**Task description**
Counting task for the data below: how many lines hold the word "image"? Answer with the number only.

**Provided entries**

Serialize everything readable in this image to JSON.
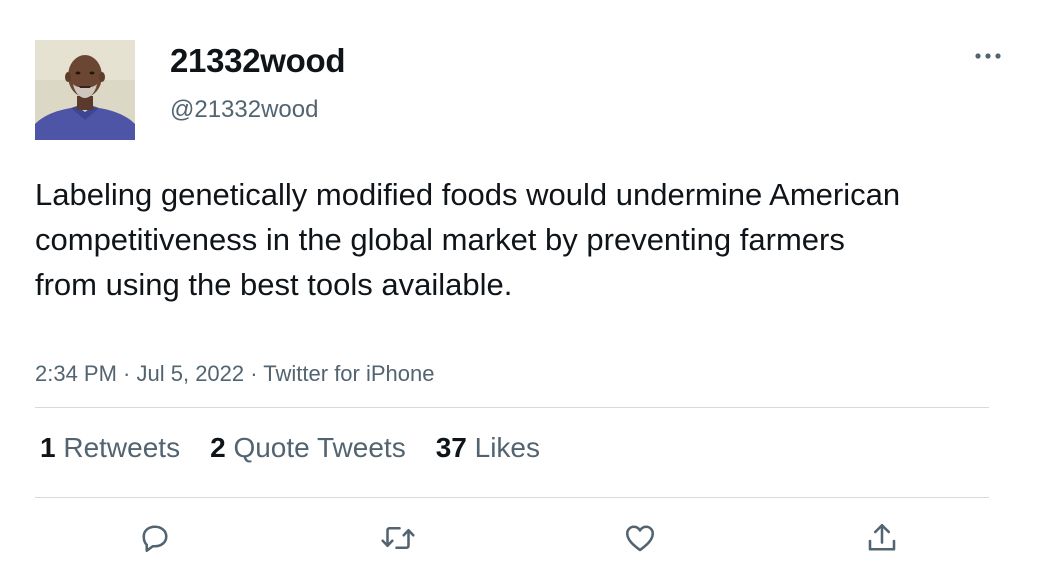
{
  "tweet": {
    "display_name": "21332wood",
    "handle": "@21332wood",
    "text": "Labeling genetically modified foods would undermine American competitiveness in the global market by preventing farmers from using the best tools available.",
    "time": "2:34 PM",
    "separator": " · ",
    "date": "Jul 5, 2022",
    "source": "Twitter for iPhone"
  },
  "stats": {
    "retweets_count": "1",
    "retweets_label": "Retweets",
    "quotes_count": "2",
    "quotes_label": "Quote Tweets",
    "likes_count": "37",
    "likes_label": "Likes"
  },
  "icons": {
    "more": "more-horizontal-icon",
    "reply": "reply-icon",
    "retweet": "retweet-icon",
    "like": "heart-icon",
    "share": "share-icon"
  },
  "colors": {
    "text_primary": "#0f1419",
    "text_secondary": "#536471",
    "divider": "#d9d9d9"
  }
}
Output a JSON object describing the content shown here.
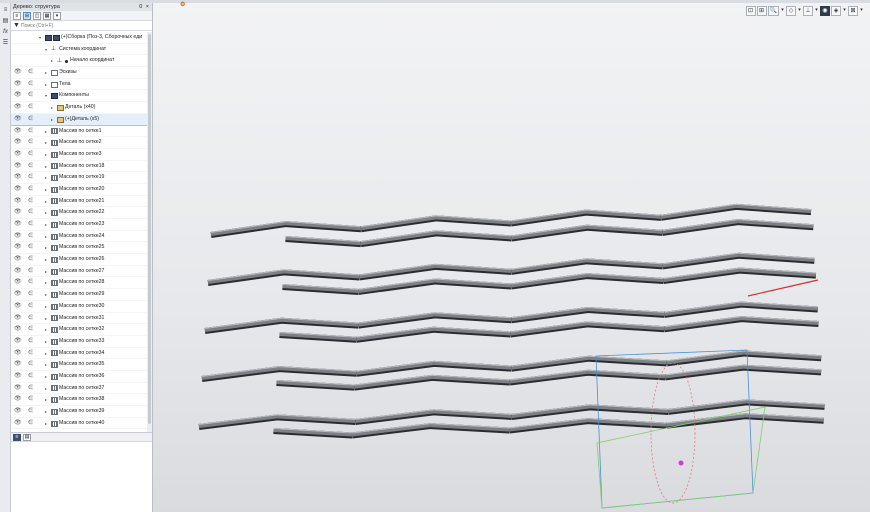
{
  "panel": {
    "title": "Дерево: структура",
    "title_buttons": "0 ×",
    "search_placeholder": "Поиск (Ctrl+F)"
  },
  "left_strip": {
    "icons": [
      "tree-icon",
      "function-icon",
      "menu-icon"
    ]
  },
  "tree": {
    "root": "(+)Сборка (Поз-3, Сборочных еди",
    "coord_system": "Система координат",
    "origin": "Начало координат",
    "sketches": "Эскизы",
    "bodies": "Тела",
    "components": "Компоненты",
    "part_1": "Деталь (x40)",
    "part_2": "(+)Деталь (x5)",
    "arrays": [
      "Массив по сетке1",
      "Массив по сетке2",
      "Массив по сетке3",
      "Массив по сетке18",
      "Массив по сетке19",
      "Массив по сетке20",
      "Массив по сетке21",
      "Массив по сетке22",
      "Массив по сетке23",
      "Массив по сетке24",
      "Массив по сетке25",
      "Массив по сетке26",
      "Массив по сетке27",
      "Массив по сетке28",
      "Массив по сетке29",
      "Массив по сетке30",
      "Массив по сетке31",
      "Массив по сетке32",
      "Массив по сетке33",
      "Массив по сетке34",
      "Массив по сетке35",
      "Массив по сетке36",
      "Массив по сетке37",
      "Массив по сетке38",
      "Массив по сетке39",
      "Массив по сетке40"
    ]
  },
  "viewport": {
    "colors": {
      "beam": "#7d8186",
      "beam_edge": "#2a2c2f",
      "highlight": "#d9302a",
      "gizmo_blue": "#4a90d9",
      "gizmo_red": "#e07a7a",
      "gizmo_green": "#7ccf6a",
      "gizmo_magenta": "#d23ad2"
    }
  }
}
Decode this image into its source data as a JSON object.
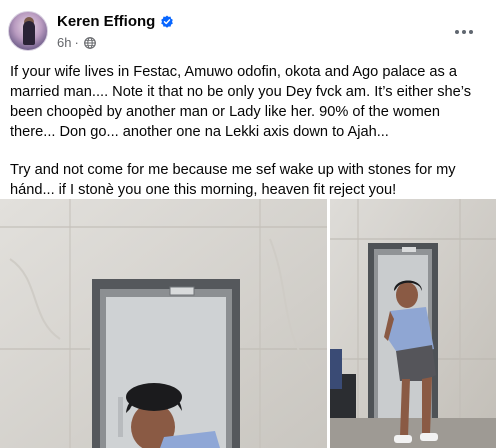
{
  "post": {
    "author_name": "Keren Effiong",
    "time_ago": "6h",
    "separator": "·",
    "icons": {
      "verified": "verified-badge-icon",
      "audience": "globe-icon",
      "more": "more-options-icon"
    },
    "paragraphs": [
      "If your wife lives in Festac, Amuwo odofin, okota and Ago palace as a married man.... Note it that no be only you Dey fvck am. It’s either she’s been choopèd by another man or Lady like her. 90% of the women there... Don go... another one na Lekki axis down to Ajah...",
      "Try and not come for me because me sef wake up with stones for my hánd... if I stonè you one this morning, heaven fit reject you!"
    ],
    "photos": [
      {
        "description_icon": "photo"
      },
      {
        "description_icon": "photo"
      }
    ]
  },
  "colors": {
    "accent": "#0866ff",
    "text": "#050505",
    "secondary_text": "#65676b"
  }
}
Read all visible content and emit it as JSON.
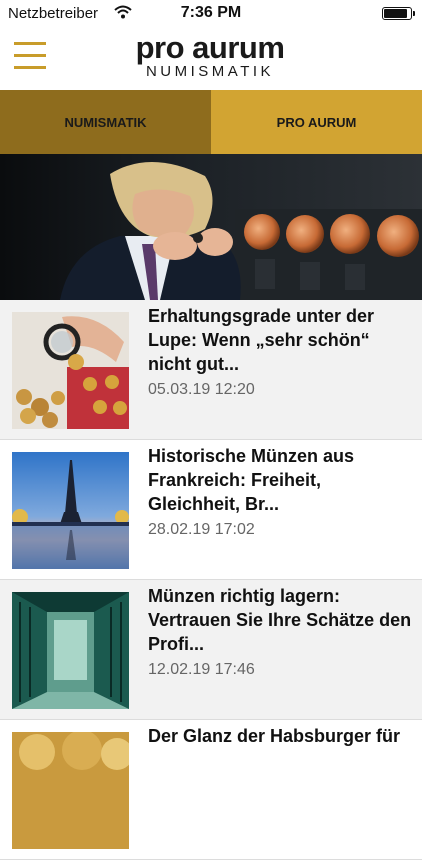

**Task answer**
2